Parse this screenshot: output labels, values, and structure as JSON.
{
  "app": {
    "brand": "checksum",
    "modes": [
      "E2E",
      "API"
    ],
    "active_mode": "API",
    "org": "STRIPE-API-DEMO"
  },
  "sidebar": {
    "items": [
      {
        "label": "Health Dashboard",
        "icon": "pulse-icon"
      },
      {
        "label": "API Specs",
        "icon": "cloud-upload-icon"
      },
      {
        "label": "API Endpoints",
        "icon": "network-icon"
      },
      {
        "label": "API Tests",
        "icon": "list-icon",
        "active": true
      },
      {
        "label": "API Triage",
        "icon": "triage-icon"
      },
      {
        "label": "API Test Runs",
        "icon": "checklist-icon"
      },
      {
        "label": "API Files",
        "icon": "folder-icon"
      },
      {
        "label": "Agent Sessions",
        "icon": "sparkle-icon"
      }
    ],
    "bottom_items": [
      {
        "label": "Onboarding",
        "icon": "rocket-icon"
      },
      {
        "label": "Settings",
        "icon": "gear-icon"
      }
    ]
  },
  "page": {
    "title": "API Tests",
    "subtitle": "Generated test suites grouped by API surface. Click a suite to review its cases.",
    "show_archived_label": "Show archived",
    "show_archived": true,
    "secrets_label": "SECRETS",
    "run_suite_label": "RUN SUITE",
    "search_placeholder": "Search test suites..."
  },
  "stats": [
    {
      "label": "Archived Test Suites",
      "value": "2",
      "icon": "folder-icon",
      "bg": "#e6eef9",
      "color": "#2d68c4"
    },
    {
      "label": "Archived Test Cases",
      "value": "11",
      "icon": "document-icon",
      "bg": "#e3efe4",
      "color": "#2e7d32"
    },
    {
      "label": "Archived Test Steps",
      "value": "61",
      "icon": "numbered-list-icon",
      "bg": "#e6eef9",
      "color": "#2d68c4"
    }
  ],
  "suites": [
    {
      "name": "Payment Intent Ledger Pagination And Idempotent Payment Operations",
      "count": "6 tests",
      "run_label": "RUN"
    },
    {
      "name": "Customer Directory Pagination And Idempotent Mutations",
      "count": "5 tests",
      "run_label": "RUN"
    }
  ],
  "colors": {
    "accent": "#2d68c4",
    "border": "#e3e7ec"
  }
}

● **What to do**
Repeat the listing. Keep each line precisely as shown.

● **Your response**
Parse this screenshot: output labels, values, and structure as JSON.
{
  "app": {
    "brand": "checksum",
    "modes": [
      "E2E",
      "API"
    ],
    "active_mode": "API",
    "org": "STRIPE-API-DEMO"
  },
  "sidebar": {
    "items": [
      {
        "label": "Health Dashboard",
        "icon": "pulse-icon"
      },
      {
        "label": "API Specs",
        "icon": "cloud-upload-icon"
      },
      {
        "label": "API Endpoints",
        "icon": "network-icon"
      },
      {
        "label": "API Tests",
        "icon": "list-icon",
        "active": true
      },
      {
        "label": "API Triage",
        "icon": "triage-icon"
      },
      {
        "label": "API Test Runs",
        "icon": "checklist-icon"
      },
      {
        "label": "API Files",
        "icon": "folder-icon"
      },
      {
        "label": "Agent Sessions",
        "icon": "sparkle-icon"
      }
    ],
    "bottom_items": [
      {
        "label": "Onboarding",
        "icon": "rocket-icon"
      },
      {
        "label": "Settings",
        "icon": "gear-icon"
      }
    ]
  },
  "page": {
    "title": "API Tests",
    "subtitle": "Generated test suites grouped by API surface. Click a suite to review its cases.",
    "show_archived_label": "Show archived",
    "show_archived": true,
    "secrets_label": "SECRETS",
    "run_suite_label": "RUN SUITE",
    "search_placeholder": "Search test suites..."
  },
  "stats": [
    {
      "label": "Archived Test Suites",
      "value": "2",
      "icon": "folder-icon",
      "bg": "#e6eef9",
      "color": "#2d68c4"
    },
    {
      "label": "Archived Test Cases",
      "value": "11",
      "icon": "document-icon",
      "bg": "#e3efe4",
      "color": "#2e7d32"
    },
    {
      "label": "Archived Test Steps",
      "value": "61",
      "icon": "numbered-list-icon",
      "bg": "#e6eef9",
      "color": "#2d68c4"
    }
  ],
  "suites": [
    {
      "name": "Payment Intent Ledger Pagination And Idempotent Payment Operations",
      "count": "6 tests",
      "run_label": "RUN"
    },
    {
      "name": "Customer Directory Pagination And Idempotent Mutations",
      "count": "5 tests",
      "run_label": "RUN"
    }
  ],
  "colors": {
    "accent": "#2d68c4",
    "border": "#e3e7ec"
  }
}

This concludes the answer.